[Source data]
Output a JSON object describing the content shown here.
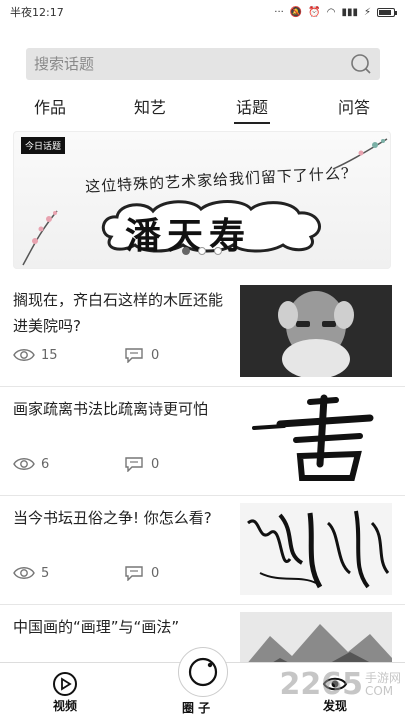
{
  "status": {
    "time": "半夜12:17",
    "battery_level": 0.85
  },
  "search": {
    "placeholder": "搜索话题"
  },
  "tabs": [
    {
      "label": "作品"
    },
    {
      "label": "知艺"
    },
    {
      "label": "话题"
    },
    {
      "label": "问答"
    }
  ],
  "active_tab": "话题",
  "banner": {
    "tag": "今日话题",
    "subtitle": "这位特殊的艺术家给我们留下了什么?",
    "title": "潘天寿",
    "active_dot": 1,
    "dots": 3
  },
  "items": [
    {
      "title": "搁现在，齐白石这样的木匠还能进美院吗?",
      "views": "15",
      "comments": "0",
      "thumb": "portrait"
    },
    {
      "title": "画家疏离书法比疏离诗更可怕",
      "views": "6",
      "comments": "0",
      "thumb": "calligraphy"
    },
    {
      "title": "当今书坛丑俗之争! 你怎么看?",
      "views": "5",
      "comments": "0",
      "thumb": "cursive"
    },
    {
      "title": "中国画的“画理”与“画法”",
      "views": "",
      "comments": "",
      "thumb": "landscape"
    }
  ],
  "bottom_nav": {
    "left": "视频",
    "center": "圈 子",
    "right": "发现"
  },
  "watermark": {
    "brand": "2265",
    "line1": "手游网",
    "line2": "COM"
  },
  "colors": {
    "accent": "#222222",
    "search_bg": "#e4e4e4"
  }
}
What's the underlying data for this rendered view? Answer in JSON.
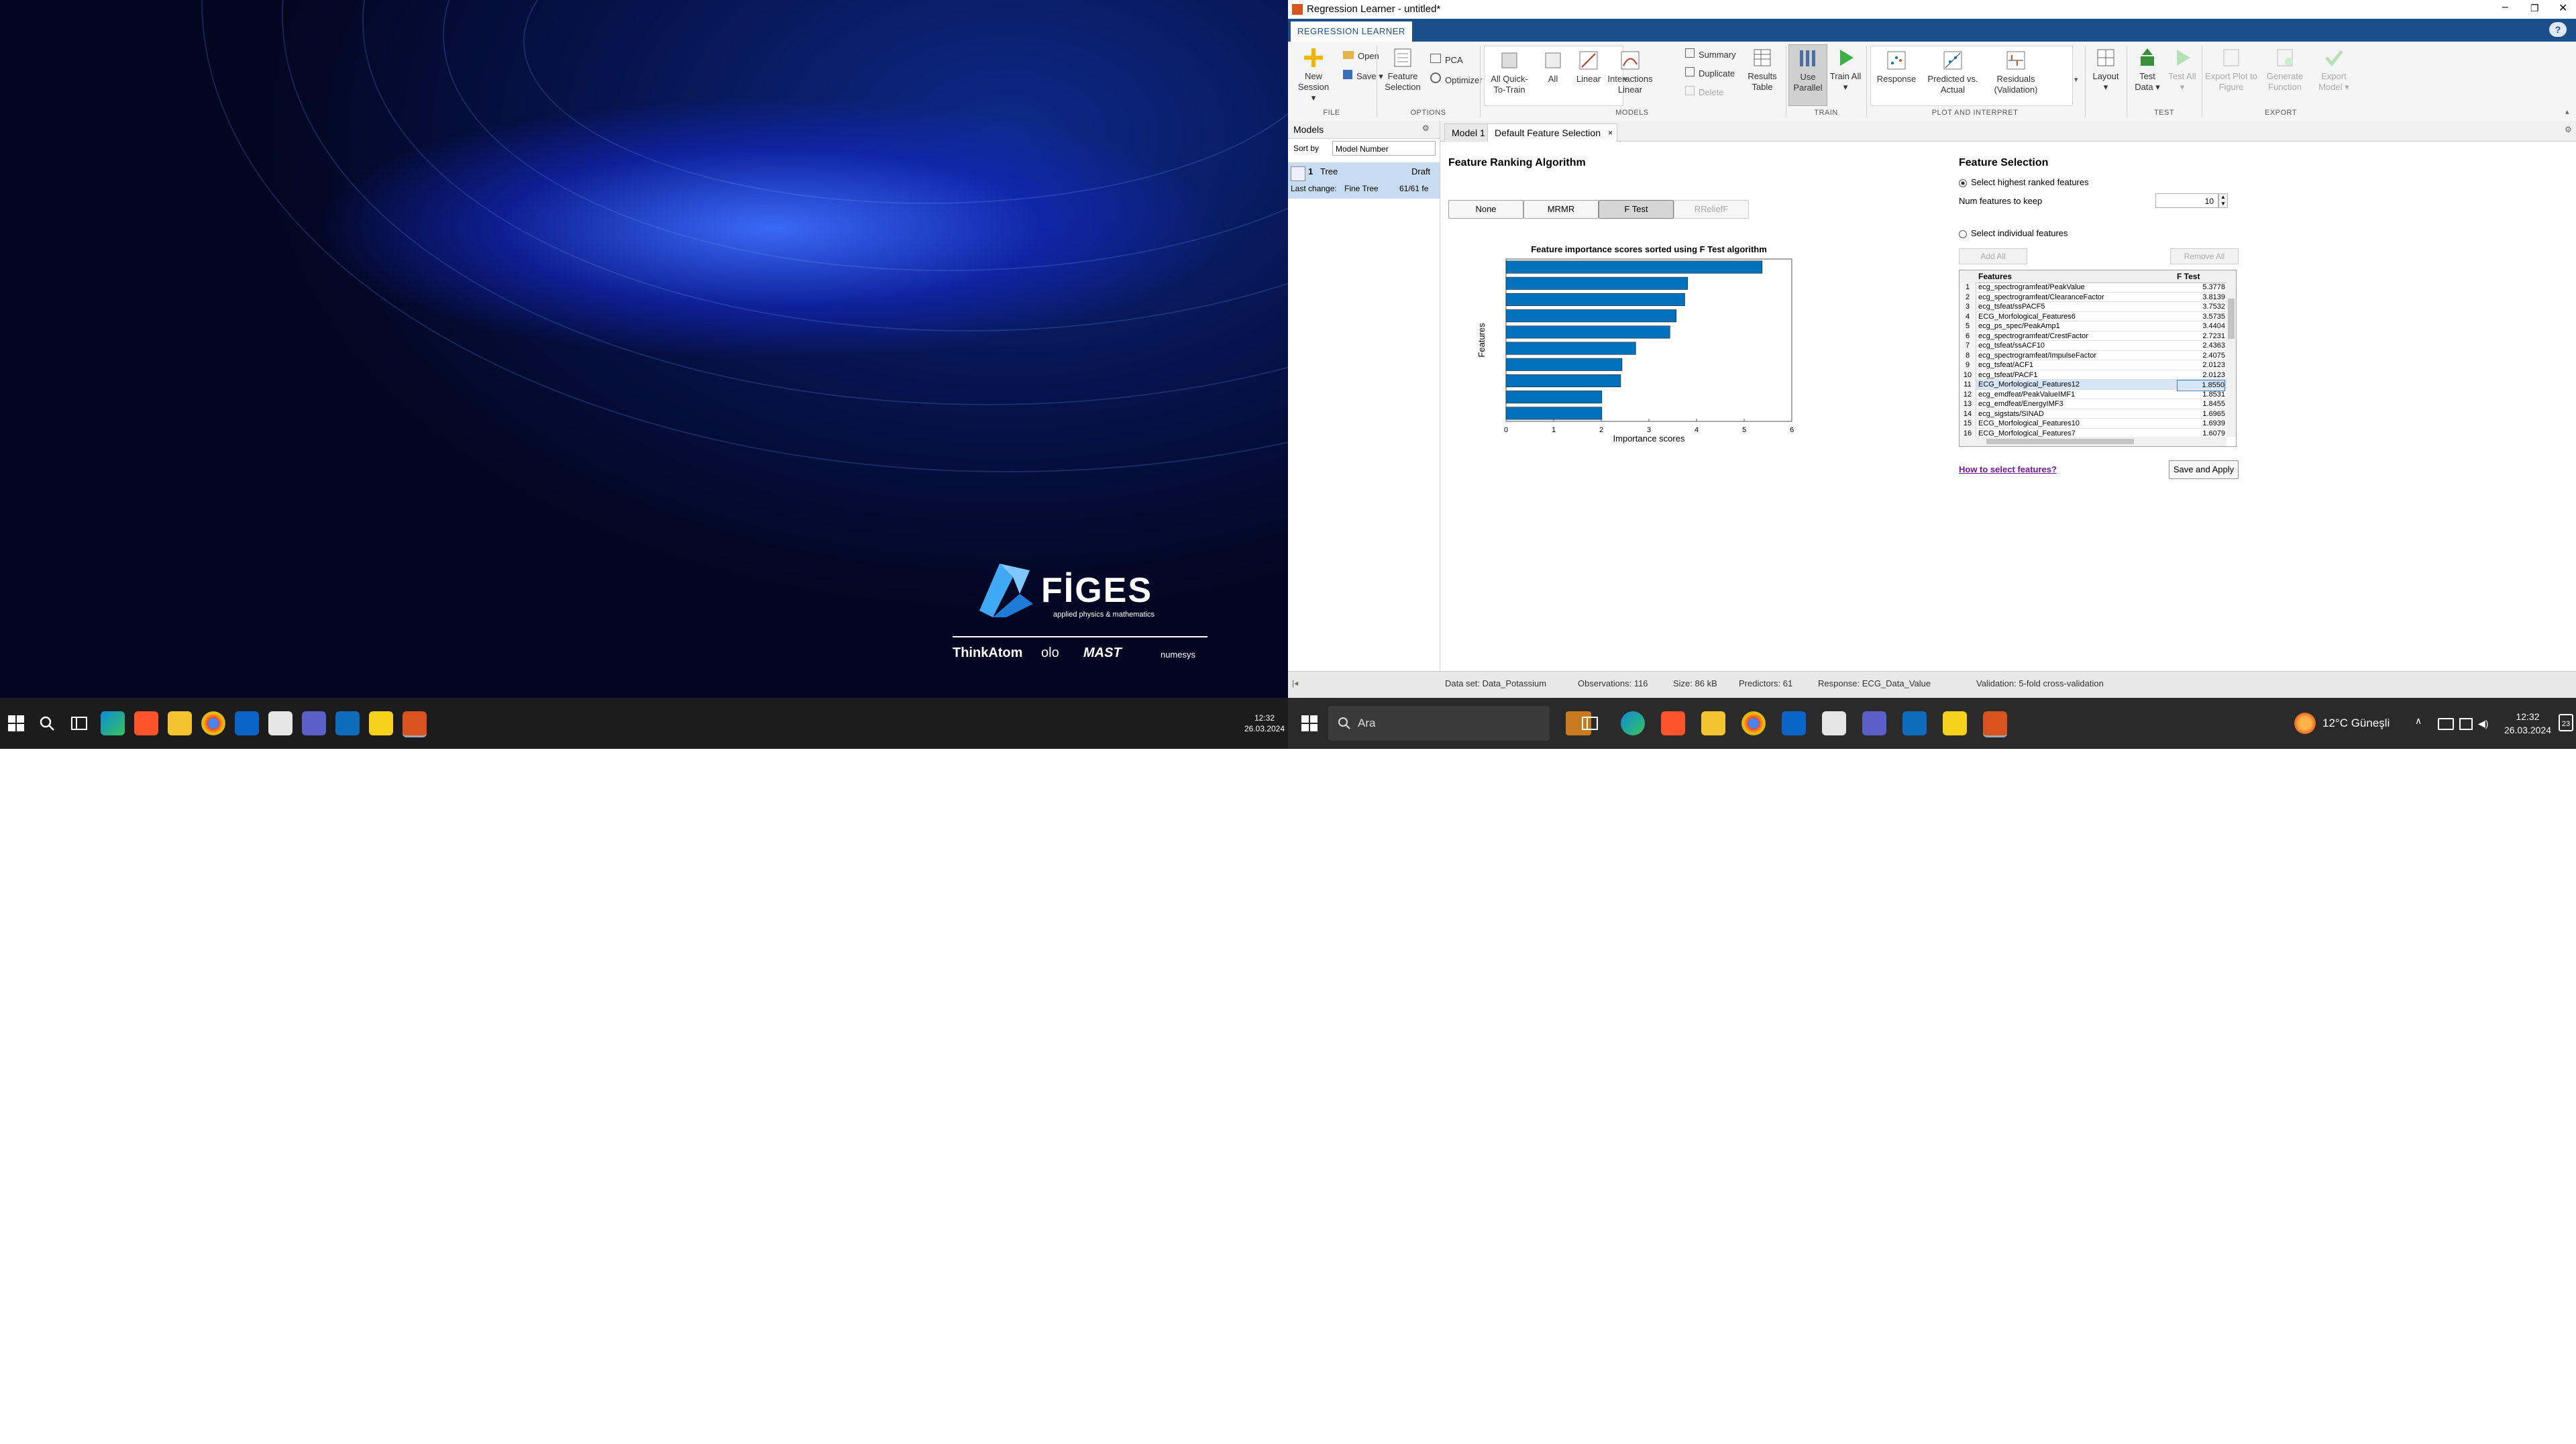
{
  "left_taskbar": {
    "time": "12:32",
    "date": "26.03.2024"
  },
  "right_taskbar": {
    "search_label": "Ara",
    "weather": "12°C Güneşli",
    "time": "12:32",
    "date": "26.03.2024",
    "notification_count": "23"
  },
  "wallpaper": {
    "brand": "FİGES",
    "tagline": "applied physics & mathematics",
    "partners": [
      "ThinkAtom",
      "olo",
      "MAST",
      "numesys"
    ]
  },
  "window": {
    "title": "Regression Learner - untitled*",
    "app_tab": "REGRESSION LEARNER",
    "help": "?"
  },
  "ribbon": {
    "file": {
      "section": "FILE",
      "new_session": "New Session",
      "open": "Open",
      "save": "Save"
    },
    "options": {
      "section": "OPTIONS",
      "feature_selection": "Feature Selection",
      "pca": "PCA",
      "optimizer": "Optimizer"
    },
    "models": {
      "section": "MODELS",
      "all_quick": "All Quick-To-Train",
      "all": "All",
      "linear": "Linear",
      "interactions_linear": "Interactions Linear",
      "summary": "Summary",
      "duplicate": "Duplicate",
      "delete": "Delete",
      "results_table": "Results Table"
    },
    "train": {
      "section": "TRAIN",
      "use_parallel": "Use Parallel",
      "train_all": "Train All"
    },
    "plot": {
      "section": "PLOT AND INTERPRET",
      "response": "Response",
      "predicted_vs_actual": "Predicted vs. Actual",
      "residuals": "Residuals (Validation)"
    },
    "layout": "Layout",
    "test": {
      "section": "TEST",
      "test_data": "Test Data",
      "test_all": "Test All"
    },
    "export": {
      "section": "EXPORT",
      "export_plot": "Export Plot to Figure",
      "generate_function": "Generate Function",
      "export_model": "Export Model"
    }
  },
  "models_panel": {
    "title": "Models",
    "sort_label": "Sort by",
    "sort_value": "Model Number",
    "model": {
      "number": "1",
      "type": "Tree",
      "status": "Draft",
      "last_change_label": "Last change:",
      "last_change_value": "Fine Tree",
      "features": "61/61 fe"
    }
  },
  "doc_tabs": [
    "Model 1",
    "Default Feature Selection"
  ],
  "feature_ranking": {
    "title": "Feature Ranking Algorithm",
    "buttons": [
      "None",
      "MRMR",
      "F Test",
      "RReliefF"
    ],
    "selected": "F Test"
  },
  "chart_data": {
    "type": "bar",
    "orientation": "horizontal",
    "title": "Feature importance scores sorted using F Test algorithm",
    "xlabel": "Importance scores",
    "ylabel": "Features",
    "xlim": [
      0,
      6
    ],
    "xticks": [
      "0",
      "1",
      "2",
      "3",
      "4",
      "5",
      "6"
    ],
    "values": [
      5.3778,
      3.8139,
      3.7532,
      3.5735,
      3.4404,
      2.7231,
      2.4363,
      2.4075,
      2.0123,
      2.0123
    ],
    "bar_color": "#0072BD"
  },
  "feature_selection": {
    "title": "Feature Selection",
    "opt_highest": "Select highest ranked features",
    "num_label": "Num features to keep",
    "num_value": "10",
    "opt_individual": "Select individual features",
    "add_all": "Add All",
    "remove_all": "Remove All",
    "columns": [
      "Features",
      "F Test"
    ],
    "rows": [
      {
        "n": "1",
        "name": "ecg_spectrogramfeat/PeakValue",
        "score": "5.3778"
      },
      {
        "n": "2",
        "name": "ecg_spectrogramfeat/ClearanceFactor",
        "score": "3.8139"
      },
      {
        "n": "3",
        "name": "ecg_tsfeat/ssPACF5",
        "score": "3.7532"
      },
      {
        "n": "4",
        "name": "ECG_Morfological_Features6",
        "score": "3.5735"
      },
      {
        "n": "5",
        "name": "ecg_ps_spec/PeakAmp1",
        "score": "3.4404"
      },
      {
        "n": "6",
        "name": "ecg_spectrogramfeat/CrestFactor",
        "score": "2.7231"
      },
      {
        "n": "7",
        "name": "ecg_tsfeat/ssACF10",
        "score": "2.4363"
      },
      {
        "n": "8",
        "name": "ecg_spectrogramfeat/ImpulseFactor",
        "score": "2.4075"
      },
      {
        "n": "9",
        "name": "ecg_tsfeat/ACF1",
        "score": "2.0123"
      },
      {
        "n": "10",
        "name": "ecg_tsfeat/PACF1",
        "score": "2.0123"
      },
      {
        "n": "11",
        "name": "ECG_Morfological_Features12",
        "score": "1.8550"
      },
      {
        "n": "12",
        "name": "ecg_emdfeat/PeakValueIMF1",
        "score": "1.8531"
      },
      {
        "n": "13",
        "name": "ecg_emdfeat/EnergyIMF3",
        "score": "1.8455"
      },
      {
        "n": "14",
        "name": "ecg_sigstats/SINAD",
        "score": "1.6965"
      },
      {
        "n": "15",
        "name": "ECG_Morfological_Features10",
        "score": "1.6939"
      },
      {
        "n": "16",
        "name": "ECG_Morfological_Features7",
        "score": "1.6079"
      }
    ],
    "help_link": "How to select features?",
    "save_apply": "Save and Apply"
  },
  "status": {
    "dataset": "Data set: Data_Potassium",
    "observations": "Observations: 116",
    "size": "Size: 86 kB",
    "predictors": "Predictors: 61",
    "response": "Response: ECG_Data_Value",
    "validation": "Validation: 5-fold cross-validation"
  }
}
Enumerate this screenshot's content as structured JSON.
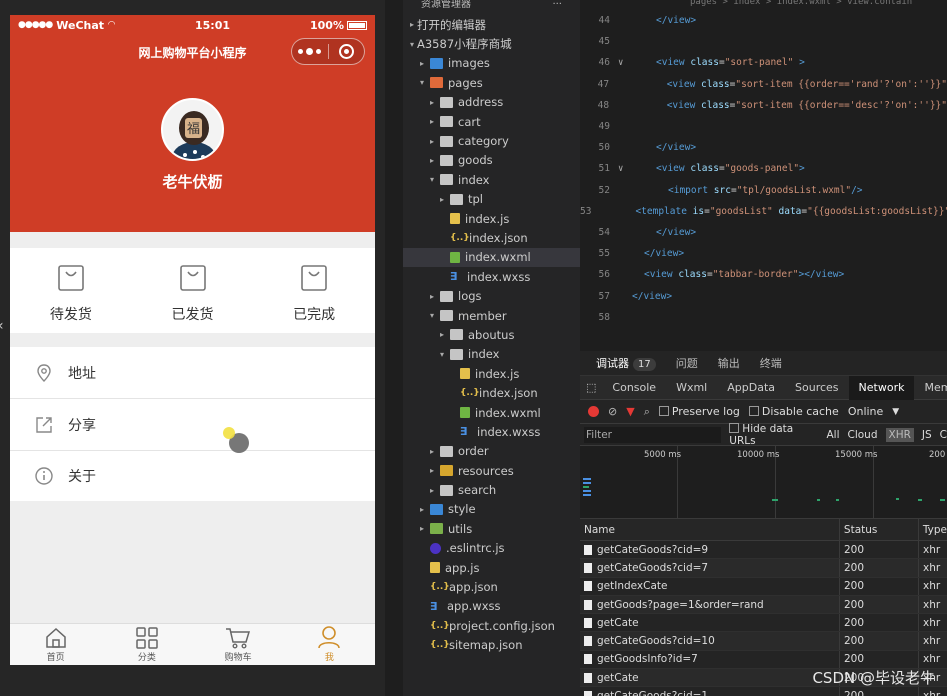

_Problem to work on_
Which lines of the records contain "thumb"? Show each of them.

_Finished task_
      "thumb": "portrait"
      "thumb": "calligraphy"
      "thumb": "cursive"
      "thumb": "landscape"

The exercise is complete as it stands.